The 500L’s lumpy proportions sitting atop a (relatively) tiny wheelset look good only from above; ‘above’ meaning an altitude in excess of 20,000 feet. To its credit, what works awkwardly during a walkaround works brilliantly once seated inside. There, a generous greenhouse means equally generous headroom, and that headroom allows almost chair-height seating in front and theater-like seating in back. And unlike competitive – after a fashion – CUVs, ingress/egress is as easy as, well, getting in and getting out; no need to step up to enter, nor to jump down to exit. We liked it, and our elderly mother (Chief Test Mom) liked it even more.
Should you have nothing in back other than stuff, you’ll enjoy over 22 cubic feet of space with the rear seat up, and some 68 cubic feet with the rear seat folded. The available space is even better than it sounds, with the 500L’s cubic volume made up of actual cubes. Throw in two bikes, or host a Bar Mitzvah; the 500L is arguably the most practical hatch coming out of Chrysler since its much-loved minivans made their debut thirty years ago.
So, the 500L can move things. How, then, does it move you? The Fiat’s drivetrain is inarguably its best feature. From just under 1,400cc’s of turbocharged four comes 160 horsepower and 184 lb-ft of torque. And while those horses come in at a relatively high 5,500 rpm, the torque flatlines between 2,500 and 4,000 rpm. This is Fiat’s MultiAir technology, mated to either a six-speed manual or Twin Clutch transmission.
Our test vehicle provided the 6-speed, with an adequately precise linkage and reasonably progressive clutch. You won’t confuse it with the best from Honda, but the longish throws won’t leave you guessing as to which gear you’re in. With ratios spaced for efficiency, you’ll find third or fourth gear the best for around-town errands; 5th and 6th are better left to the Autostrada. At higher speeds in higher gears the revs are way relaxed, but then, so is acceleration – or lack thereof – without a couple of downshifts.

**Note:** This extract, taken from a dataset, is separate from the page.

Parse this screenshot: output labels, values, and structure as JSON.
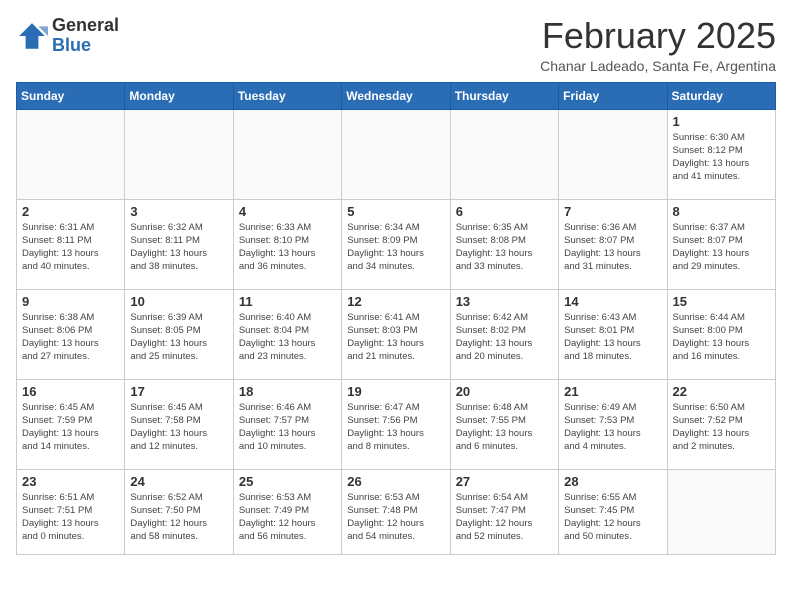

Despite a user-friendly interior and approachable – under $21K – price point, we were left wondering how it was the 500L (at least in its current form) ever made it to the States. Quirky can be good (ask the folks at Scion, Subaru and Mini), but the quirk quotient needs to be framed within a funky – and not fugly – context. The charitable would describe the 500L’s profile as that of a twice-baked potato, while the more derisive could easily conjure a less-polite descriptive. We could suggest several…if only our editor-in-chief would allow us to use them.
If you truly need a Fiat with four doors, buy Dodge’s Dart with the MultiAir four – and rent a minivan when Test Mom is in town. Fiat’s 500L needs to say ‘Ciao’. Now.